Unable to deny Ella anything, Dizzy nodded reluctantly and knelt down next to her bed to fish out the small homemade radio she kept hidden there. Because the walls were shoddy and thin and owning a radio was an arrestable offense they took the device into the bathroom and turned on the shower for background noise. Ella climbed up to poke the antenna against the window for better reception. It took Dizzy almost a minute to find the pirate radio station that alternated channels to avoid detection.
“…hear that the League of Idiots will be holding a rally at tomorrow’s Grab. Anyone who doesn’t want their ass kicked by a bunch of muscleheaded sky warriors should probably steer clear of those festivities. If there’s a book open on this, I’ve got ten bucks on the sky warriors, by the way.”
Ella shot her an amused smile as the female DJ known only as the Mouth from the South described the dustup that would likely occur between the League of Concerned Citizens and the Harcos. The grassroots organization billed itself as a group of men concerned about the increasing number of Harcos ships orbiting the planet but most people understood that they were little more than a government-approved front for Splinter activities on Calyx.
Dizzy had met a few members of the league and all of them were batshit crazy. They were the type of people who seemed to
anarchy—and she simply couldn’t understand it. The terrorist bombing that had taken her mother and nearly killed her had spurred intense rioting and chaos for weeks. She never wanted to experience true anarchy.
“We’ve also had reports from our friends by the sea that the big beasties in the sky have been scouting land outside Blue Shores. Maybe those rumors of a military base in our backyard aren’t so farfetched.”
“Ugh.” Ella made a face. “That’s all we need, right? Then the Splinter terrorists would have a real reason to cause more problems for all of us.”
Dizzy wondered if she was getting out just in time. The sky ships orbiting her planet were extremely safe—much safer than living down here where crazy people were blowing up buildings.

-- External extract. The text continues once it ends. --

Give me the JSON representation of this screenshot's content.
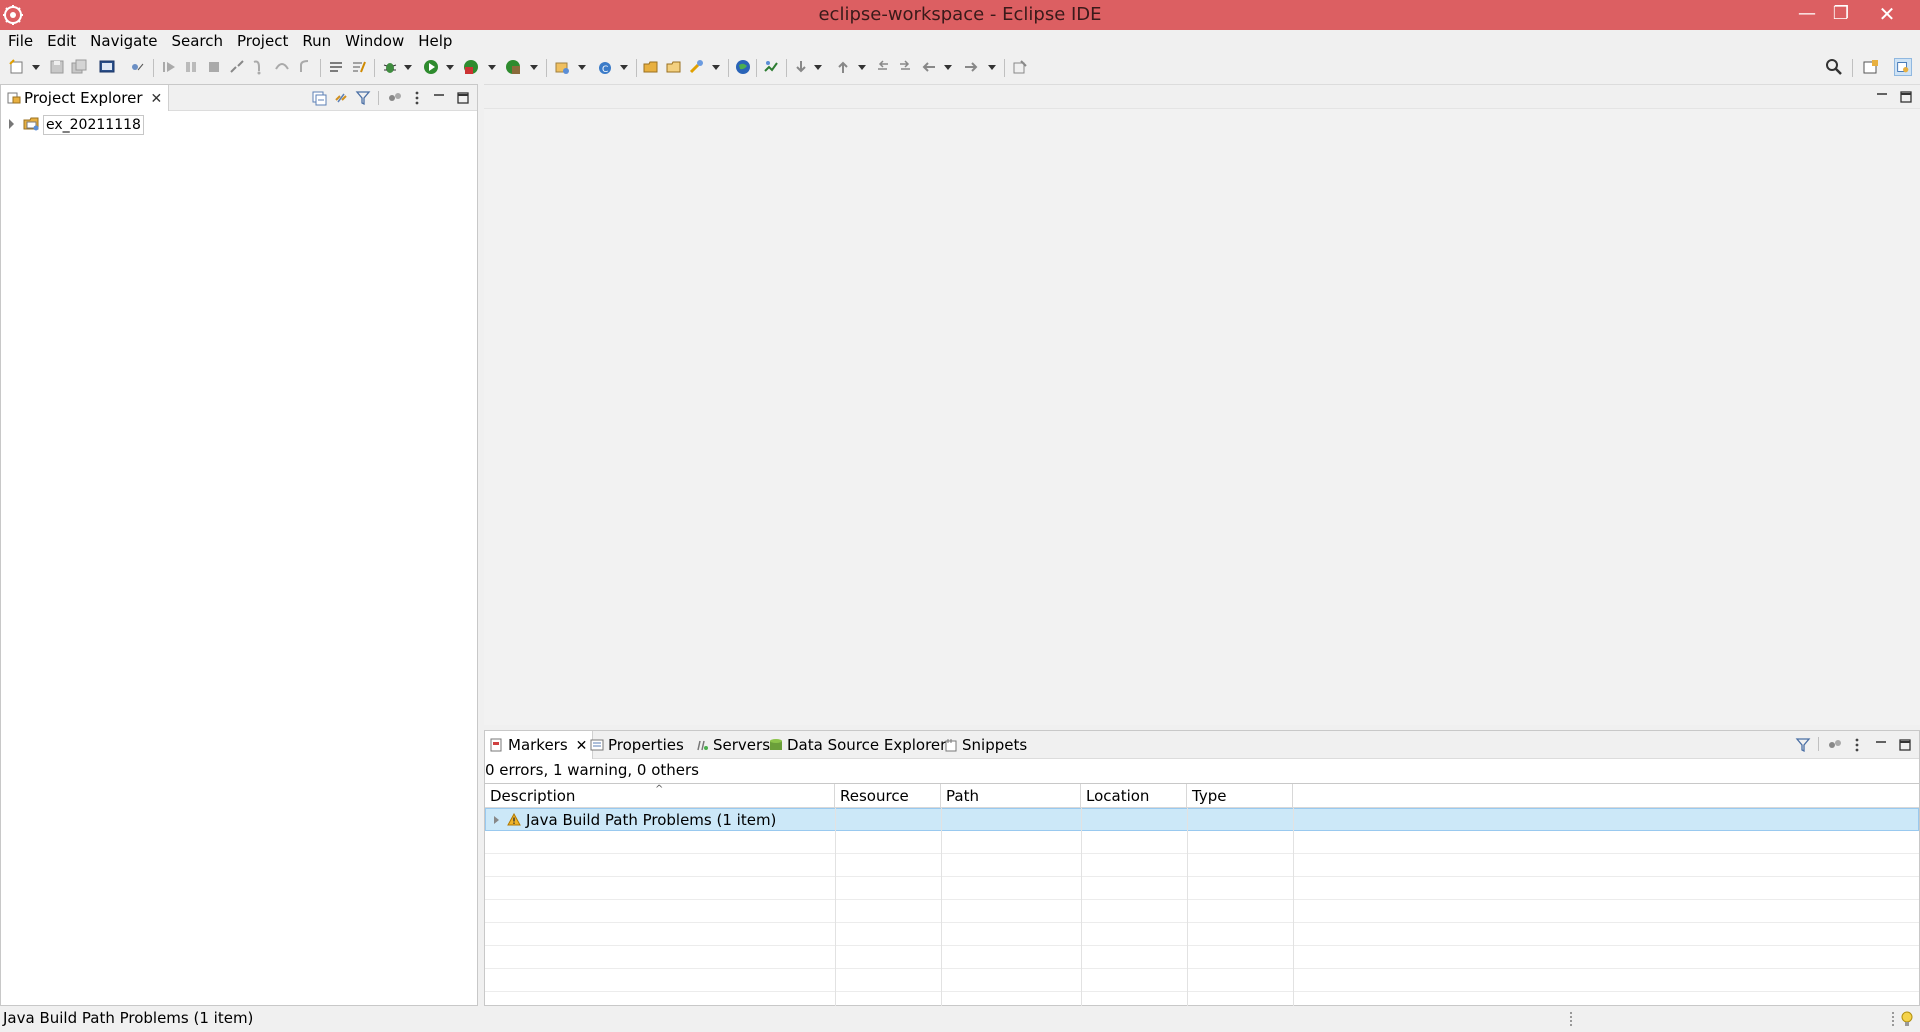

“Oh, and for all you night cats out there, I hear that a certain hopping spelunker is opening up the rabbit warren. First band starts at ten o’clock sharp. This one is a bring-your-own-booze affair.”

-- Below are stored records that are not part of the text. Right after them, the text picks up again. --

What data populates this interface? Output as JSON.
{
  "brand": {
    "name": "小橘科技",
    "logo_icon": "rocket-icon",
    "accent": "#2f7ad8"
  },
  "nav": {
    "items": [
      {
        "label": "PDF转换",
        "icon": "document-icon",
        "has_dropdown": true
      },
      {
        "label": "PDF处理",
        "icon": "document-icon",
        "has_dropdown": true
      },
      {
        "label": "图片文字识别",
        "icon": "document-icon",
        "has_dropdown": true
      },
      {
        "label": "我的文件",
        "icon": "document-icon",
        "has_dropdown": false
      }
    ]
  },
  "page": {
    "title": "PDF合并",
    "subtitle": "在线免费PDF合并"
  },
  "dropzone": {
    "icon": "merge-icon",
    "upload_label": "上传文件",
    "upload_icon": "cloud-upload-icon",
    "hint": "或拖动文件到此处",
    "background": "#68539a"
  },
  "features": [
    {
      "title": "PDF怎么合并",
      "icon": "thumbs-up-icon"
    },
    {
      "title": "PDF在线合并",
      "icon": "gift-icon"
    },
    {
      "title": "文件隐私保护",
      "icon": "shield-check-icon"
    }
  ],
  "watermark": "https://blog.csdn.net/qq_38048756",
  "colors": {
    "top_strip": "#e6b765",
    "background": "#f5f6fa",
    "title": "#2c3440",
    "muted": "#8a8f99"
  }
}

Ella lowered the volume and shot Dizzy her most pleading look. “Please?”
“Well…” She wavered. The “hopping spelunker” the Mouth described was a girl everyone called Hopper. Like a lot of street kids, Hopper had spent most of her youth living and exploring the tunnels of the abandoned subway system below The City. As an adult, she made a living organizing parties that took place literally and figuratively underground to avoid the morality laws of The City.
And they were such good parties! Dizzy loved to dance. She didn’t know when she might get the chance to do it again, especially not with some of the hottest bands on Calyx playing for a live crowd.